Strikes started today at a large London college just a year and a half after staff agreed a pay deal.
University College Union members at the Tower Hamlets branch of New City College (NCC) have been on a picket line since 8am and will be out for 48 hours.
It comes in spite of NCC granting employees a one-off payment of £400 and an annual salary increase of £400 in June 2018 after a dispute which involved three days of walkouts the month before.
Since then, staff have received a 1 per cent pay rise in 2018/19 and a 2 per cent rise in 2019/20.
However, this latest action is part of a wave of strikes that washed across the country earlier this year focused on the national pay deal: the UCU is calling for a 5 per cent pay bump, or £1,500 if that is greater, for college staff.
This led to planned walkouts at colleges like New College Swindon, Lambeth College, Capital City College Group and Hugh Baird College – all of which later reached a deal with staff including a pay rise of between two and six per cent.
Gerry McDonald, chief executive of NCC, said in June 2018 the one-off pay rise and annual increase was “not a pay deal, and is not linked to any national UCU campaign or any organised union action”.

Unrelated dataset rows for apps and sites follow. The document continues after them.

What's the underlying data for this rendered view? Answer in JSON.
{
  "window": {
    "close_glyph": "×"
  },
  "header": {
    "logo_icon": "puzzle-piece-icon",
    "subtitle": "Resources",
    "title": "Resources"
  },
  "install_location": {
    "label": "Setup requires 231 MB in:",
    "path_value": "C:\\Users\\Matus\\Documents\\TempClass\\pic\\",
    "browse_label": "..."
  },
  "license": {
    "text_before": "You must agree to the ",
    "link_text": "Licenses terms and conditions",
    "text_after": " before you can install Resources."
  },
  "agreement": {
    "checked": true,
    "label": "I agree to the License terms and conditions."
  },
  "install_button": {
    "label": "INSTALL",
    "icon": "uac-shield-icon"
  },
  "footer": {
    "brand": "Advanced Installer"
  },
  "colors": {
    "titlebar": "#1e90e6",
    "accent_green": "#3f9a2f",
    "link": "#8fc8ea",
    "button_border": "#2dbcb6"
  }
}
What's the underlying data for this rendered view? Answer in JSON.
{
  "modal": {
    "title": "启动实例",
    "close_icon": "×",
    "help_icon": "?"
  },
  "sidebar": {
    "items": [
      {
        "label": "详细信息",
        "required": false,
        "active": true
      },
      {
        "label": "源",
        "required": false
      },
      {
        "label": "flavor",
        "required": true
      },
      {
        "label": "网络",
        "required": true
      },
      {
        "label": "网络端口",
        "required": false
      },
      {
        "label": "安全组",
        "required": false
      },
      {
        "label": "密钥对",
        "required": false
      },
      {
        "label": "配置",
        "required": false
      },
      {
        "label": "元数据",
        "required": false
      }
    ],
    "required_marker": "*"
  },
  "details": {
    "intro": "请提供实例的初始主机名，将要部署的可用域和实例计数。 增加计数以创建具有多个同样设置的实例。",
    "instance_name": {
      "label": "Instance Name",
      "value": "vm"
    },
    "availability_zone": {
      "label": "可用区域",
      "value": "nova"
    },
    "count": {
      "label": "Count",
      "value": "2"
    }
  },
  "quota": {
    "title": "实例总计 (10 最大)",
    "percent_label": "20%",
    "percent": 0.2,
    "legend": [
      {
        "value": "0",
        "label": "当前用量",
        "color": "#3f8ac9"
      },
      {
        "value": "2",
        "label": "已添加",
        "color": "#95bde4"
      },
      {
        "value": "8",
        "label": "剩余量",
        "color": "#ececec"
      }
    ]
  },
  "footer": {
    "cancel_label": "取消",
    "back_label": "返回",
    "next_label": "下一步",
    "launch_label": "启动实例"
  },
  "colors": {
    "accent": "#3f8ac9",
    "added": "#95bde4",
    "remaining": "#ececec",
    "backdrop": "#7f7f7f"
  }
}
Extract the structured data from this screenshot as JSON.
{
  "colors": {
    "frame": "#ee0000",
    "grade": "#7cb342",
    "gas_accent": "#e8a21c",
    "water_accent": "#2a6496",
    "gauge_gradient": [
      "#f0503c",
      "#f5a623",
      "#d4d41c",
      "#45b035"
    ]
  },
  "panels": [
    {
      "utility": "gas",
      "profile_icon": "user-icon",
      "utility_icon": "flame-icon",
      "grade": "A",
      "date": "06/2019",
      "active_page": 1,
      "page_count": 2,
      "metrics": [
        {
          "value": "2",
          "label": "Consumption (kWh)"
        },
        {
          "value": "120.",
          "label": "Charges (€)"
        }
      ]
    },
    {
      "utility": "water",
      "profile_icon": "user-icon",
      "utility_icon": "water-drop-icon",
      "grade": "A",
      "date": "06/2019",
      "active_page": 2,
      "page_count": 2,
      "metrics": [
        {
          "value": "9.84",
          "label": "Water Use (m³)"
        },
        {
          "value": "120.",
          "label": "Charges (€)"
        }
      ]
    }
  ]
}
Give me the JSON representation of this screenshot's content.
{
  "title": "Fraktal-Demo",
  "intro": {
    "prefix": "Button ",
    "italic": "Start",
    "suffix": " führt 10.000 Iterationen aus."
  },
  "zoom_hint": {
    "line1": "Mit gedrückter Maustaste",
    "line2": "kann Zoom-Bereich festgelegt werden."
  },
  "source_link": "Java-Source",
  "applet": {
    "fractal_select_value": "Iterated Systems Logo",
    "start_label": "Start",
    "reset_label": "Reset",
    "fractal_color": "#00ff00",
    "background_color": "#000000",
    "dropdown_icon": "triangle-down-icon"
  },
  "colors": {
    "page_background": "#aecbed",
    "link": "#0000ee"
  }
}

A spokesperson for the UCU said the union is unhappy with the way NCC applied this year’s 2 per cent rise – as it was done without negotiation.
It’s also a “flat percentage increase across the whole staff”, meaning that those earning the most will “receive much more than the lowest paid”, the spokesperson added.
Additionally, they said the pay rise is being applied in two stages: the first 1 per cent comes in at the end of November 2019 backdated to August, and the other 1 per cent in February 2020 – so while staff will end the year 2 per cent higher, in practice this is closer to 1.5 per cent for the 2019/20 academic year.
NCC staff also want action to tackle rising workloads, improvements to contracts and formal recognition for trade unions.
UCU regional support official Caroline Lake said: “Strike action is never taken lightly but staff at the college are sick and tired of hearing the same old excuses.
“The college cannot continue to use government cuts as a reason to hold down staff pay when other institutions are finding ways to fairly reward their staff.
“It’s time for the college to come back to the negotiating table with a better offer that addresses the concerns of staff, otherwise further action could be on the cards.”
In November, the Association of Colleges recommended their members only offer staff a one per cent pay rise this year. AoC chief executive David Hughes said at the time it would be “reckless” to recommend a higher pay rise “given the financial stress colleges find themselves facing”.
The UCU said the pay gap between teachers in colleges and schools was around £7,000 in favour of schools, and some teachers were also awarded a 3.5 per cent pay rise by the Department for Education last year.
NCC staff went on strike in May and September of this year and this latest action was voted for with 90 per cent of the vote.
New City College declined to comment on today’s strike.